The original historical context of Psalm 23 is the ancient Kingdom of Israel, in which sheep were a major part of the economy. We’re talking about huge flocks of sheep running into the thousands in some cases. King David, probably the most famous king of Israel, worked as a shepherd when he was a boy, just as many other boys did at the time. This Psalm, which is associated with his name, likely reflects his own experience as a shepherd as he reflects on God as the shepherd of his own life.
The sheep-grazing areas in Israel are mostly dry, rocky, semi-desert areas, where the sheep are often taken far away from the agricultural land near town, especially in the spring and summer. This is an area of steep and dangerous cliffs and canyons. Even a sure-footed sheep or goat is in real danger of falling to its death. In fact, I’ve seen a couple of them nearly fall myself out in this area.
The sheep also need to be watered at least once a day. This is difficult since there are so few water sources in most parts of this region. This means that the shepherd needs to walk the sheep to and from the water source each day. But he must choose a different route each time, so the grass will not be overgrazed and the pasture destroyed.
“In pastures of fresh grass, he makes me lie down, beside the waters of places of rest he leads me” (Psalm 23:2).
The idea of finding a pasture filled with lots of fresh, green grass and a bubbling stream beside it is almost a vision of heaven out in this area (Psa. 23:2). This is also the implication of the shepherd making or causing the sheep to lie down. It implies that there is so much to eat, the sheep are full and can stop eating, something that rarely happens in the desert.
“My soul he restores; he leads me in the paths of righteousness for the sake of his name” (Psalm 23:3).
The paths (or literally “trails”) taken by the sheep can be seen all over these parts of Israel still today (Psa. 23:3). There are thousands of them everywhere, and of no help in directing the sheep, unless they have the guidance of a shepherd. In the same way, the Psalmist says, God leads us in the right way, the way of “righteousness.”
“Even if I walk in the valley of the shadow of death, I will not fear evil, for you are with me. Your rod and your staff, they comfort me” (Psa. 23:4).
The “valley of the shadow of death” is an allusion to the dangerous and steep cliffs and canyons in the desert (Psa. 23:4). But even here, the sheep can relax, because the shepherd is always carefully watching. In the same way, God is always with us through the difficult times in our lives.
The rod and staff of the shepherd are used to direct the sheep in the way they should go (Psa. 23:4). The rod is used to thwack the sheep hard enough to get its attention, which is not always an easy thing to do. The staff, which functions as a shepherd’s crook, pushes or pulls the sheep in the right direction. Why are these irritating forms of correction a comfort? Because the sheep know that ultimately the shepherd is helping them. It’s the same when God helps us: ultimately, it’s for our good.

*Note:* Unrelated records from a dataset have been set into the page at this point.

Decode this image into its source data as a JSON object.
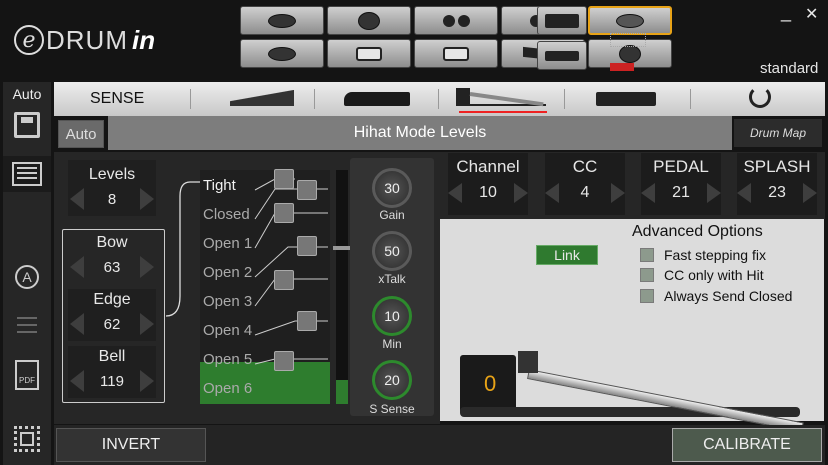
{
  "app": {
    "logo_e": "e",
    "logo_drum": "DRUM",
    "logo_in": "in",
    "profile": "standard",
    "minimize": "_",
    "close": "✕"
  },
  "sidebar": {
    "auto": "Auto",
    "pdf": "PDF"
  },
  "sense": {
    "label": "SENSE"
  },
  "mode": {
    "auto": "Auto",
    "title": "Hihat Mode Levels",
    "drum_map": "Drum Map"
  },
  "levels": {
    "name": "Levels",
    "value": "8"
  },
  "bow": {
    "name": "Bow",
    "value": "63"
  },
  "edge": {
    "name": "Edge",
    "value": "62"
  },
  "bell": {
    "name": "Bell",
    "value": "119"
  },
  "level_items": [
    "Tight",
    "Closed",
    "Open 1",
    "Open 2",
    "Open 3",
    "Open 4",
    "Open 5",
    "Open 6"
  ],
  "knobs": [
    {
      "value": "30",
      "label": "Gain"
    },
    {
      "value": "50",
      "label": "xTalk"
    },
    {
      "value": "10",
      "label": "Min"
    },
    {
      "value": "20",
      "label": "S Sense"
    }
  ],
  "channels": [
    {
      "name": "Channel",
      "value": "10"
    },
    {
      "name": "CC",
      "value": "4"
    },
    {
      "name": "PEDAL",
      "value": "21"
    },
    {
      "name": "SPLASH",
      "value": "23"
    }
  ],
  "advanced": {
    "title": "Advanced Options",
    "link": "Link",
    "options": [
      "Fast stepping fix",
      "CC only with Hit",
      "Always Send Closed"
    ],
    "pedal_value": "0"
  },
  "bottom": {
    "invert": "INVERT",
    "calibrate": "CALIBRATE"
  },
  "colors": {
    "accent_green": "#2e7d2e",
    "selected_pad_border": "#e8a317",
    "link_button": "#2f7a2f"
  }
}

“You prepare before me a table in front of my enemies; you have anointed my head with oil, my cup overflows” (Psa. 23:5).
A “table in front of my enemies” means that God provides the needs of his people even when they are facing enemies (Psa. 23:5). This is an allusion to the wolves and other predators that threaten the sheep. Even though they are lurking nearby, the sheep can keep on eating peacefully. Why? Because the shepherd is there to protect them.
That God has “anointed my head with oil” refers to the anointing of sheep with oil mixed with things like sulfur and tar to repel biting insects (Psa. 23:5). People also applied oil to their skin to protect it from the ravages of the dry, desert air (Psa. 104:15). But the more direct allusion here is to the anointing of kings and prophets with oil as a sign of their selection by God, just as was done with King David himself, when he was anointed king of Israel (1 Sam. 16:13). Christians see here an allusion to Messiah Jesus, and to our anointing by the Holy Spirit in him (Acts 10:38, 2 Cor. 1:21). (“Messiah” means “anointed one.”)
“Surely goodness and kindness will pursue me all the days of my life, and I will dwell in the house of the Lord forever” (Psa. 23:6).
The blessing of this kind of life with God is reflected in the phrases, “my cup overflows,” in other words, I have more than enough, and “goodness and kindness will pursue me all the days of my life” (Psa. 23:6). This is the opposite of pursuing the good life, rather a good life will pursue me.
The focus of religious worship in David’s day was the Tabernacle that had been built in the time of Moses. This was soon replaced in the time of Solomon, his son, with the Temple in Jerusalem. But in either case, this structure was regarded as the “house” of the Lord, where the presence of the Lord was believed to dwell. By saying that he wants to “dwell in the house of the LORD forever,” the psalmist is saying that he wants to live in God’s direct presence forever (Psa. 23:6).